Security. Chrome checks on each boot, a “verified” boot, “we double check that you’re running what you should be running.” They check for the cryptographic signatures. See, big word. it’s safe. Let’s call it a digital signature.
Now let’s say the signature check fails for some reason, such as with malware or some other reason. They find it happens, do the detection, system repairs itself. System does fresh download, and restarts. It essentially reimages your computer. But without the pain. Made in a way where all your system data is saved. “You don’t lose anything in the process.”
How make sure applications don’t harm your machine? Applications on operating systems now have full control. In Chrome OS, apps are all web apps, which have different security model, where the browser takes pains to assume they’re hostile. They can’t do things to your hard drive or system. So in Chrome, the system uses “security sandboxing” and basically doesn’t trust the applications.
Every tab in Chrome OS separated from others. File system is locked down. Lots of technical stuff. But user data is constantly synced with the cloud. This has this wonderful property that if you … lose your device, you get a new one, log in, and it’s just the way you left it.
And now back to Sundar on how to go to market. Says will talk much more next year. Working on the Google Chrome OS image, the software. Don’t support hard drives. Only solid state. Only some wireless adapters (I think he said). So you want to run this on any old computer? Might not work. “You would have to go buy a Chrome OS device in the marketing … our timeframe is next year .. want to make holiday season.”
And now we get a movie explaining to us in basic terms on how Chrome OS is better. Like how if it doesn’t take 45 seconds to boot, you could make a sandwich.
It all sounds so perfect. Kind of like those Mac ads. Be cool if it “just worked” in the way the Mac is supposed to but doesn’t always.
What about when you’re on a plan and offline? You can cache material locally and play, videos, etc.
Can you run it in a virtual machine today? They do for developers. A virtual machine is a great way to do that.
Android apps won’t run on Chrome Apps.

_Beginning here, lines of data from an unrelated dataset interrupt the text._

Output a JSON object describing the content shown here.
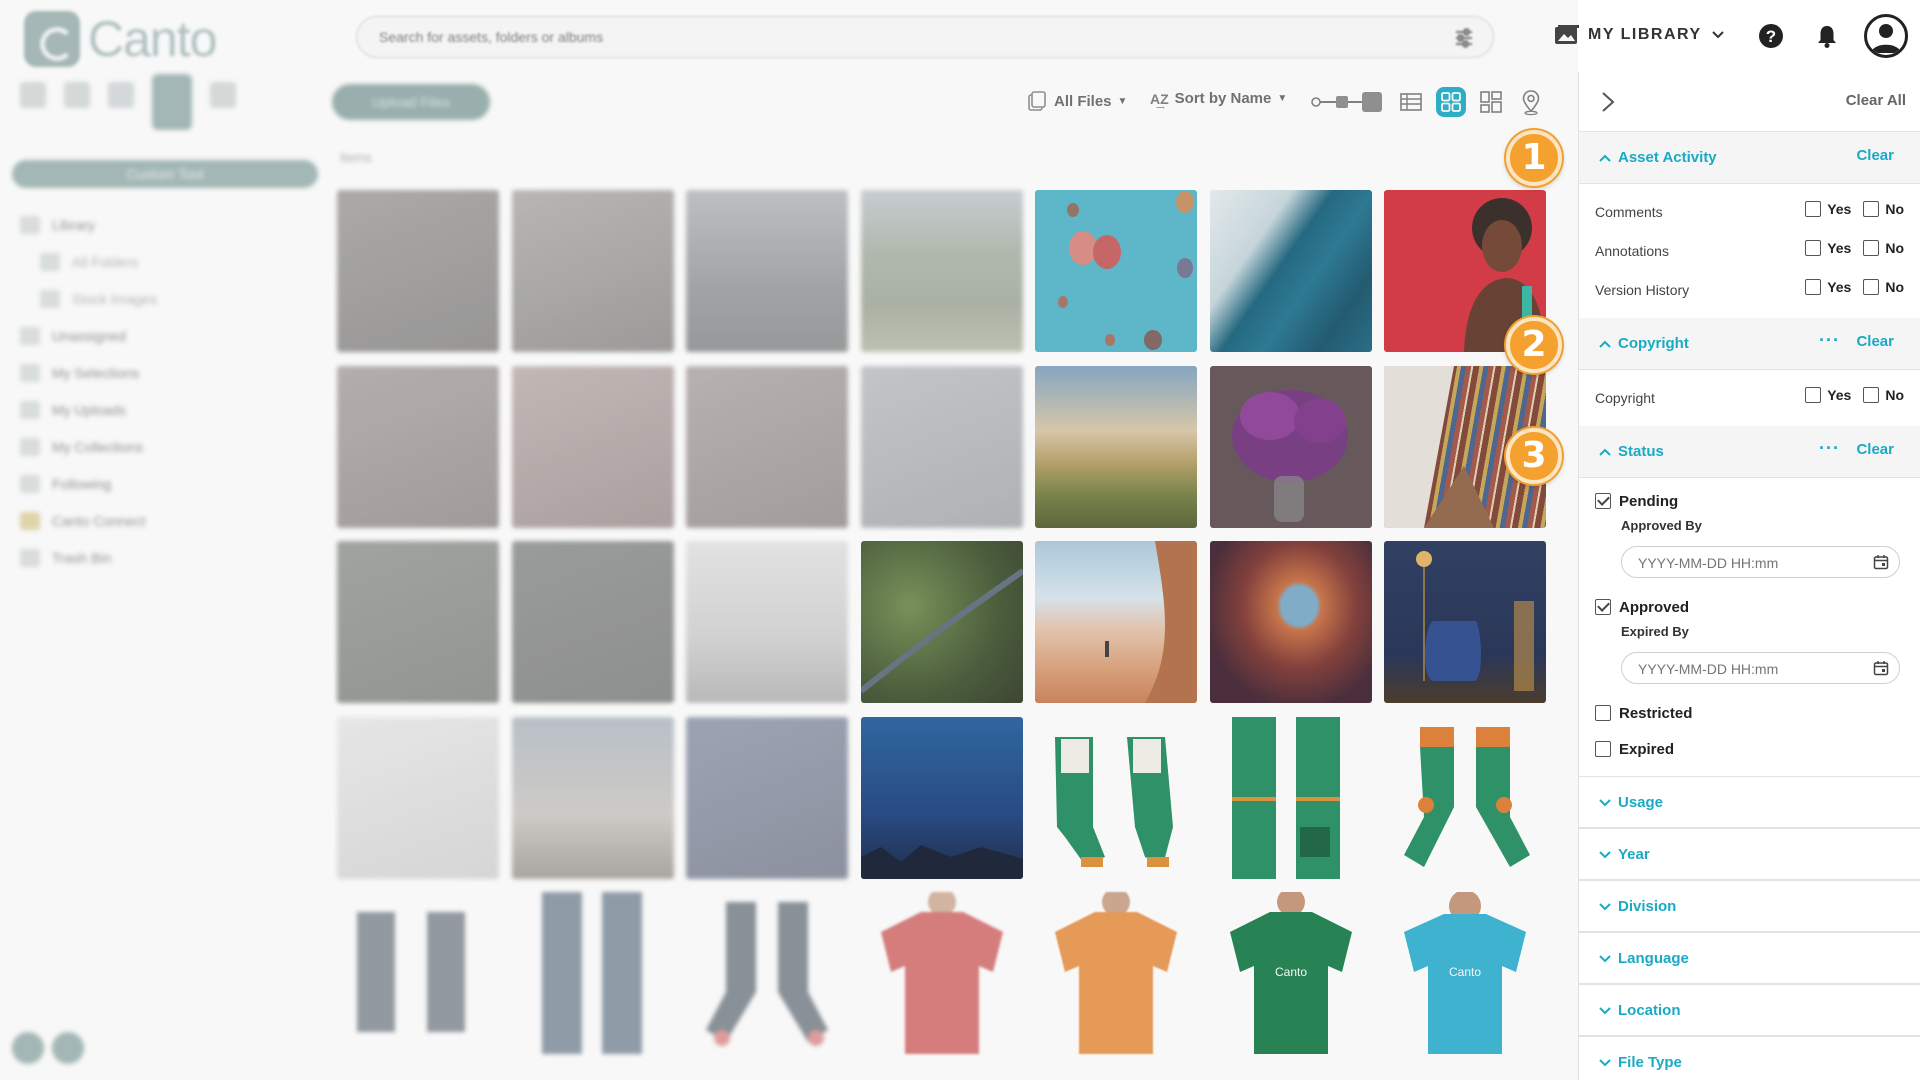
{
  "app": {
    "name": "Canto"
  },
  "search": {
    "placeholder": "Search for assets, folders or albums"
  },
  "header": {
    "library_label": "MY LIBRARY"
  },
  "icons": {
    "search_filter": "sliders-icon",
    "library": "photo-library-icon",
    "help": "help-icon",
    "notifications": "bell-icon",
    "avatar": "user-avatar-icon",
    "collapse": "chevron-right-icon"
  },
  "sidebar": {
    "custom_tool": "Custom Tool",
    "items": [
      {
        "label": "Library"
      },
      {
        "label": "All Folders",
        "sub": true
      },
      {
        "label": "Stock Images",
        "sub": true
      },
      {
        "label": "Unassigned"
      },
      {
        "label": "My Selections"
      },
      {
        "label": "My Uploads"
      },
      {
        "label": "My Collections"
      },
      {
        "label": "Following"
      },
      {
        "label": "Canto Connect"
      },
      {
        "label": "Trash Bin"
      }
    ]
  },
  "toolbar": {
    "upload_label": "Upload Files",
    "files_filter": "All Files",
    "sort_label": "Sort by Name",
    "breadcrumb": "Items"
  },
  "panel": {
    "clear_all": "Clear All",
    "asset_activity": {
      "title": "Asset Activity",
      "clear": "Clear",
      "rows": [
        {
          "label": "Comments",
          "yes": "Yes",
          "no": "No"
        },
        {
          "label": "Annotations",
          "yes": "Yes",
          "no": "No"
        },
        {
          "label": "Version History",
          "yes": "Yes",
          "no": "No"
        }
      ]
    },
    "copyright": {
      "title": "Copyright",
      "more": "···",
      "clear": "Clear",
      "rows": [
        {
          "label": "Copyright",
          "yes": "Yes",
          "no": "No"
        }
      ]
    },
    "status": {
      "title": "Status",
      "more": "···",
      "clear": "Clear",
      "pending": {
        "label": "Pending",
        "checked": true,
        "sub_label": "Approved By",
        "placeholder": "YYYY-MM-DD HH:mm"
      },
      "approved": {
        "label": "Approved",
        "checked": true,
        "sub_label": "Expired By",
        "placeholder": "YYYY-MM-DD HH:mm"
      },
      "restricted": {
        "label": "Restricted",
        "checked": false
      },
      "expired": {
        "label": "Expired",
        "checked": false
      }
    },
    "collapsed_sections": [
      "Usage",
      "Year",
      "Division",
      "Language",
      "Location",
      "File Type"
    ]
  },
  "callouts": [
    "1",
    "2",
    "3"
  ],
  "colors": {
    "accent": "#1aaac4",
    "brand": "#7f9e9c",
    "callout": "#f5a12f"
  }
}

Mike Arrington from TechCrunch asks, really, no way to run third party apps? The current plan is to support web apps, so they feel they are supporting third party apps. Arrington says that’s what Steve Jobs said about the iPhone. Sundar says it is different on larger form factors (in other words, I think, since you’re not running a cutdown browser, what happens on a “real” computer will work on a Chrome OS machine.
Business model on Chrome? Full free, fully open source. As more people use the web, it benefits Google as a company.

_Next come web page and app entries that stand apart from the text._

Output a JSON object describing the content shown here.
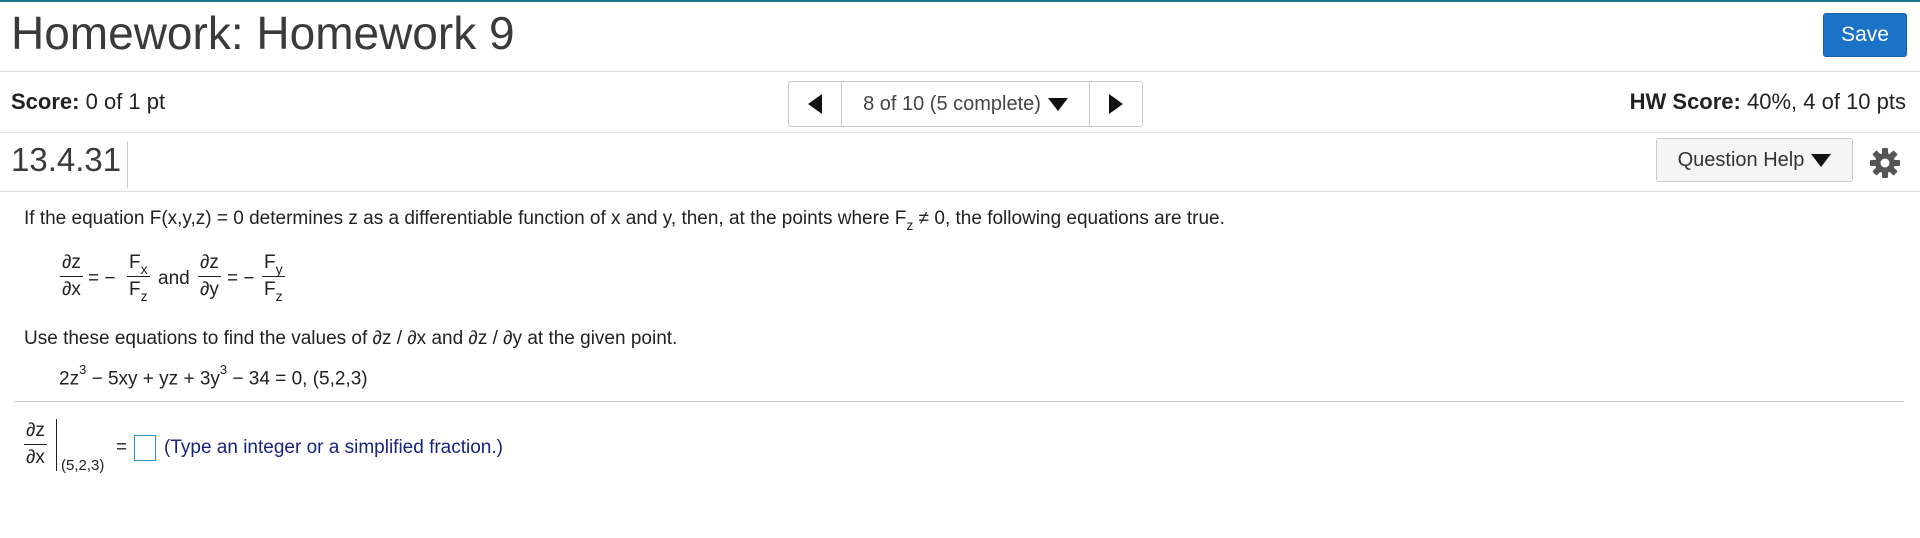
{
  "header": {
    "title": "Homework: Homework 9",
    "save_label": "Save"
  },
  "score_bar": {
    "score_label": "Score:",
    "score_value": "0 of 1 pt",
    "nav_label": "8 of 10 (5 complete)",
    "hw_score_label": "HW Score:",
    "hw_score_value": "40%, 4 of 10 pts"
  },
  "question_bar": {
    "number": "13.4.31",
    "help_label": "Question Help"
  },
  "question": {
    "intro_before": "If the equation F(x,y,z) = 0 determines z as a differentiable function of x and y, then, at the points where F",
    "intro_sub": "z",
    "intro_after": " ≠ 0, the following equations are true.",
    "formula": {
      "dz": "∂z",
      "dx": "∂x",
      "dy": "∂y",
      "eq_minus": "= −",
      "Fx": "F",
      "Fx_sub": "x",
      "Fy": "F",
      "Fy_sub": "y",
      "Fz": "F",
      "Fz_sub": "z",
      "and": "and"
    },
    "instruction": "Use these equations to find the values of ∂z / ∂x and ∂z / ∂y at the given point.",
    "equation": {
      "part1": "2z",
      "exp1": "3",
      "part2": " − 5xy + yz + 3y",
      "exp2": "3",
      "part3": " − 34 = 0, (5,2,3)"
    }
  },
  "answer": {
    "numerator": "∂z",
    "denominator": "∂x",
    "eval_point": "(5,2,3)",
    "equals": "=",
    "hint": "(Type an integer or a simplified fraction.)"
  },
  "icons": {
    "prev": "triangle-left-icon",
    "next": "triangle-right-icon",
    "dropdown": "caret-down-icon",
    "settings": "gear-icon"
  },
  "colors": {
    "accent": "#1a73c6",
    "top_border": "#1a7a8c",
    "hint_text": "#1a237e",
    "input_border": "#2b8fd4"
  }
}
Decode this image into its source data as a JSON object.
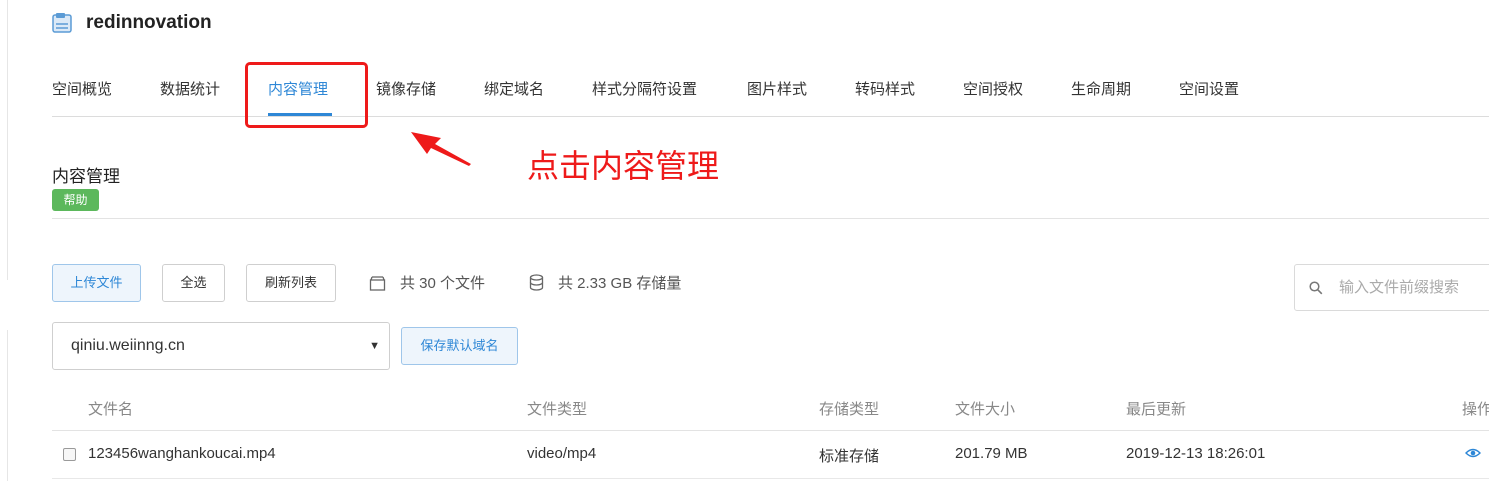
{
  "header": {
    "bucket_name": "redinnovation",
    "icon": "bucket-icon"
  },
  "tabs": [
    {
      "label": "空间概览"
    },
    {
      "label": "数据统计"
    },
    {
      "label": "内容管理",
      "active": true
    },
    {
      "label": "镜像存储"
    },
    {
      "label": "绑定域名"
    },
    {
      "label": "样式分隔符设置"
    },
    {
      "label": "图片样式"
    },
    {
      "label": "转码样式"
    },
    {
      "label": "空间授权"
    },
    {
      "label": "生命周期"
    },
    {
      "label": "空间设置"
    }
  ],
  "annotation": {
    "text": "点击内容管理",
    "color": "#ee1a1a"
  },
  "section": {
    "title": "内容管理",
    "help_label": "帮助"
  },
  "toolbar": {
    "upload_label": "上传文件",
    "select_all_label": "全选",
    "refresh_label": "刷新列表",
    "file_count_text": "共 30 个文件",
    "storage_text": "共 2.33 GB 存储量",
    "search_placeholder": "输入文件前缀搜索"
  },
  "domain": {
    "selected": "qiniu.weiinng.cn",
    "save_label": "保存默认域名"
  },
  "table": {
    "headers": [
      "文件名",
      "文件类型",
      "存储类型",
      "文件大小",
      "最后更新",
      "操作"
    ],
    "rows": [
      {
        "name": "123456wanghankoucai.mp4",
        "type": "video/mp4",
        "storage": "标准存储",
        "size": "201.79 MB",
        "updated": "2019-12-13 18:26:01",
        "action_icon": "eye-icon"
      }
    ]
  },
  "colors": {
    "accent": "#2e87d6",
    "help_badge": "#5cb85c",
    "annotation": "#ee1a1a"
  }
}
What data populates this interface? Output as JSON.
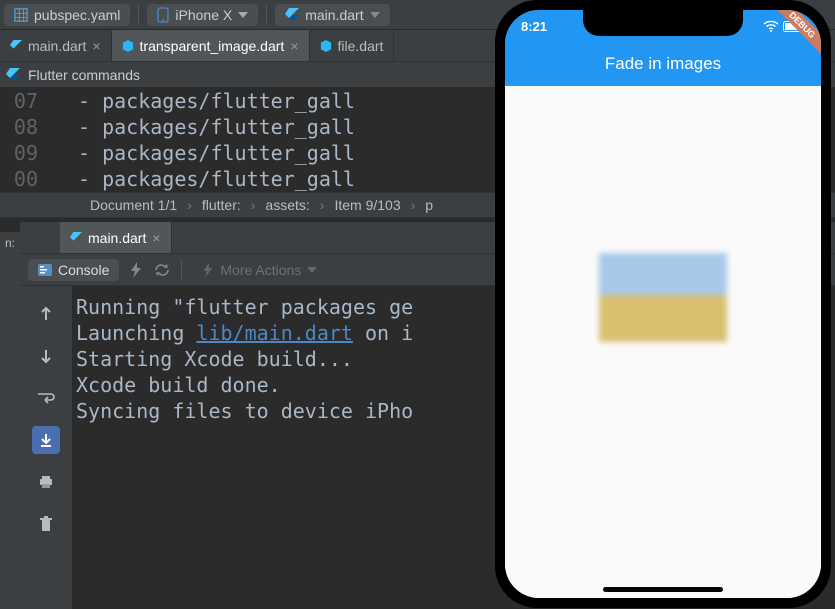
{
  "toolbar": {
    "config_label": "pubspec.yaml",
    "device_label": "iPhone X",
    "file_label": "main.dart"
  },
  "editor_tabs": [
    {
      "label": "main.dart",
      "active": false
    },
    {
      "label": "transparent_image.dart",
      "active": true
    },
    {
      "label": "file.dart",
      "active": false
    }
  ],
  "flutter_commands_label": "Flutter commands",
  "code": {
    "line_numbers": [
      "07",
      "08",
      "09",
      "00"
    ],
    "lines": [
      "- packages/flutter_gall",
      "- packages/flutter_gall",
      "- packages/flutter_gall",
      "- packages/flutter_gall"
    ]
  },
  "breadcrumb": {
    "items": [
      "Document 1/1",
      "flutter:",
      "assets:",
      "Item 9/103",
      "p"
    ]
  },
  "lower_panel": {
    "side_label": "n:",
    "tab_label": "main.dart",
    "console_label": "Console",
    "more_actions_label": "More Actions"
  },
  "console": {
    "lines": [
      "Running \"flutter packages ge",
      "Launching ",
      " on i",
      "Starting Xcode build...",
      "Xcode build done.",
      "Syncing files to device iPho"
    ],
    "link": "lib/main.dart"
  },
  "simulator": {
    "time": "8:21",
    "app_title": "Fade in images",
    "debug_label": "DEBUG"
  }
}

Question. What was demoed, can’t I do that with any browser logged into various cloud services? As a model of computing, Google thinks things are much different.

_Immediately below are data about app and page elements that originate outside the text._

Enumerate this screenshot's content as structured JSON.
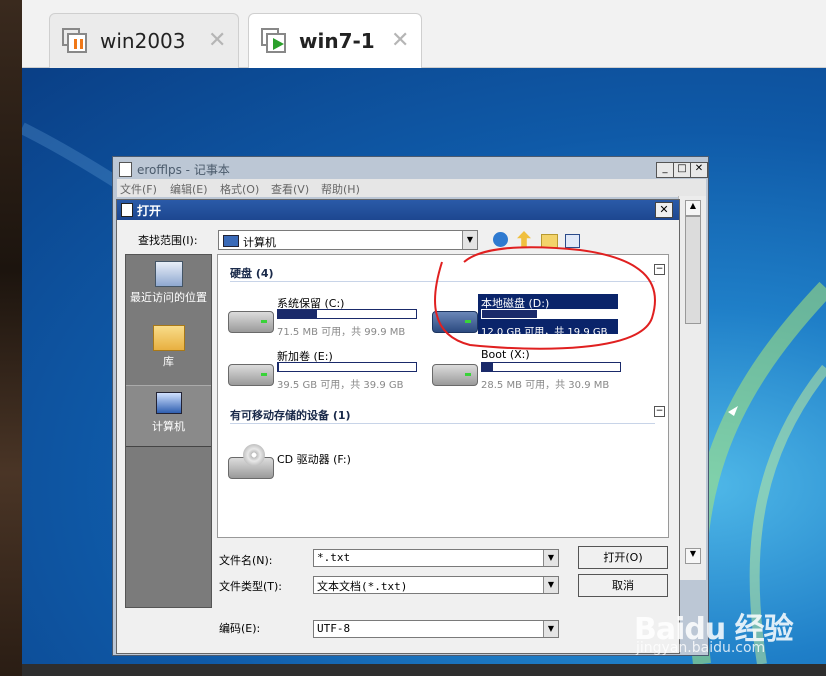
{
  "vm_tabs": [
    {
      "label": "win2003",
      "close": "✕"
    },
    {
      "label": "win7-1",
      "close": "✕"
    }
  ],
  "notepad": {
    "title": "erofflps - 记事本",
    "controls": [
      "_",
      "□",
      "✕"
    ],
    "menu": [
      "文件(F)",
      "编辑(E)",
      "格式(O)",
      "查看(V)",
      "帮助(H)"
    ]
  },
  "dialog": {
    "title": "打开",
    "close": "✕",
    "lookin_label": "查找范围(I):",
    "lookin_value": "计算机",
    "places": [
      "最近访问的位置",
      "库",
      "计算机"
    ],
    "groups": [
      {
        "title": "硬盘 (4)",
        "collapse": "−"
      },
      {
        "title": "有可移动存储的设备 (1)",
        "collapse": "−"
      }
    ],
    "drives": [
      {
        "name": "系统保留 (C:)",
        "free": "71.5 MB 可用，共 99.9 MB",
        "used": 0.28
      },
      {
        "name": "本地磁盘 (D:)",
        "free": "12.0 GB 可用，共 19.9 GB",
        "used": 0.4
      },
      {
        "name": "新加卷 (E:)",
        "free": "39.5 GB 可用，共 39.9 GB",
        "used": 0.01
      },
      {
        "name": "Boot (X:)",
        "free": "28.5 MB 可用，共 30.9 MB",
        "used": 0.08
      }
    ],
    "removable": [
      {
        "name": "CD 驱动器 (F:)"
      }
    ],
    "filename_label": "文件名(N):",
    "filename_value": "*.txt",
    "filetype_label": "文件类型(T):",
    "filetype_value": "文本文档(*.txt)",
    "encoding_label": "编码(E):",
    "encoding_value": "UTF-8",
    "open_button": "打开(O)",
    "cancel_button": "取消"
  },
  "watermark": {
    "logo": "Baidu 经验",
    "url": "jingyan.baidu.com"
  },
  "colors": {
    "annotation": "#e02020",
    "selection": "#0a246a",
    "titlebar": "#2a5aa8"
  }
}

What if cloud is down? How can Google be trusted with the data?
If cloud is down, that affects people on computers now. You can’t get to email, for example. As for trust, really important that users have choice. Users are always in control. You can decide what to do.
And now Sergey Brin has come in and been invited up to the Q&A.
Plans to be like an second OS that could be booted? Not a focus.
Question again on devices. How’s it going to handle things like printers? Sundar: plan to support all standard keywords, mice, anything that identifies itself as a standard storage. Looking at printers. Yes, Chrome OS will print.
Question to Sergey on competition and how things have changed with Google making its own laptops. He responds:
Call us dumb businessmen, but we focus on user needs … rather than competitors .. so this is meant to fill a need.
And the session concludes. Also see the Google blog post here.
Postscript by Barry Schwartz: Danny gets to have all the fun and live blog the event, while I get to watch all the videos posted to the various Google blogs. There is a dummy video on the Google Blog and more technical videos on the Chrome blog. Here they are all those videos: